#### DATASET EXTRACT ####

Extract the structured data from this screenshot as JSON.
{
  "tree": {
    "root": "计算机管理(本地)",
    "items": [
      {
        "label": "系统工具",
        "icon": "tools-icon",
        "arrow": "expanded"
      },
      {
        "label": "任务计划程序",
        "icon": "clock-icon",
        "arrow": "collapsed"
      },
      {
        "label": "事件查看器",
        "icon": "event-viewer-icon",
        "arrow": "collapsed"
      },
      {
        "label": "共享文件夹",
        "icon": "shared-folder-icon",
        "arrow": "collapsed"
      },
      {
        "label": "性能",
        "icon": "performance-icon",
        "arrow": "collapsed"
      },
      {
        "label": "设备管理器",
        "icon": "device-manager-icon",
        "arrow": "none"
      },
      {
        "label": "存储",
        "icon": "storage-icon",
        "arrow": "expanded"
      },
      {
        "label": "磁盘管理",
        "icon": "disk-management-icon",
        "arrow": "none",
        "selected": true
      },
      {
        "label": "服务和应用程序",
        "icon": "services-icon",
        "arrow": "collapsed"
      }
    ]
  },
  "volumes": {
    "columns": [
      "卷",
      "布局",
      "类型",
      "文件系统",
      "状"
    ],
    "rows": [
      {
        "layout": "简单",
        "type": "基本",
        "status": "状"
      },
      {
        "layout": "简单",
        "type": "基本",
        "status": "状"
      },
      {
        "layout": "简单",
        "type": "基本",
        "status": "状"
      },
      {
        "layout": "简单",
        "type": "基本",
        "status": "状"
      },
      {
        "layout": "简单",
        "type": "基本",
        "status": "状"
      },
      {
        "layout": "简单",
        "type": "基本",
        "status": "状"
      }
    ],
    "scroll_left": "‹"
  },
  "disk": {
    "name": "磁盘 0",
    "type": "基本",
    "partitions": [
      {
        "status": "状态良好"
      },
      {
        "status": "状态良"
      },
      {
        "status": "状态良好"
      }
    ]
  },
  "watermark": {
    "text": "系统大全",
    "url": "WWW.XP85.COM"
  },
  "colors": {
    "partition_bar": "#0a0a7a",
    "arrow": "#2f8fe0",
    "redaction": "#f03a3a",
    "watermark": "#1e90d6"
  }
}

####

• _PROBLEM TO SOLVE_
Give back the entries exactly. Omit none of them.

• _RESPONSE AREA_
Extract the structured data from this screenshot as JSON.
{
  "tree": {
    "root": "计算机管理(本地)",
    "items": [
      {
        "label": "系统工具",
        "icon": "tools-icon",
        "arrow": "expanded"
      },
      {
        "label": "任务计划程序",
        "icon": "clock-icon",
        "arrow": "collapsed"
      },
      {
        "label": "事件查看器",
        "icon": "event-viewer-icon",
        "arrow": "collapsed"
      },
      {
        "label": "共享文件夹",
        "icon": "shared-folder-icon",
        "arrow": "collapsed"
      },
      {
        "label": "性能",
        "icon": "performance-icon",
        "arrow": "collapsed"
      },
      {
        "label": "设备管理器",
        "icon": "device-manager-icon",
        "arrow": "none"
      },
      {
        "label": "存储",
        "icon": "storage-icon",
        "arrow": "expanded"
      },
      {
        "label": "磁盘管理",
        "icon": "disk-management-icon",
        "arrow": "none",
        "selected": true
      },
      {
        "label": "服务和应用程序",
        "icon": "services-icon",
        "arrow": "collapsed"
      }
    ]
  },
  "volumes": {
    "columns": [
      "卷",
      "布局",
      "类型",
      "文件系统",
      "状"
    ],
    "rows": [
      {
        "layout": "简单",
        "type": "基本",
        "status": "状"
      },
      {
        "layout": "简单",
        "type": "基本",
        "status": "状"
      },
      {
        "layout": "简单",
        "type": "基本",
        "status": "状"
      },
      {
        "layout": "简单",
        "type": "基本",
        "status": "状"
      },
      {
        "layout": "简单",
        "type": "基本",
        "status": "状"
      },
      {
        "layout": "简单",
        "type": "基本",
        "status": "状"
      }
    ],
    "scroll_left": "‹"
  },
  "disk": {
    "name": "磁盘 0",
    "type": "基本",
    "partitions": [
      {
        "status": "状态良好"
      },
      {
        "status": "状态良"
      },
      {
        "status": "状态良好"
      }
    ]
  },
  "watermark": {
    "text": "系统大全",
    "url": "WWW.XP85.COM"
  },
  "colors": {
    "partition_bar": "#0a0a7a",
    "arrow": "#2f8fe0",
    "redaction": "#f03a3a",
    "watermark": "#1e90d6"
  }
}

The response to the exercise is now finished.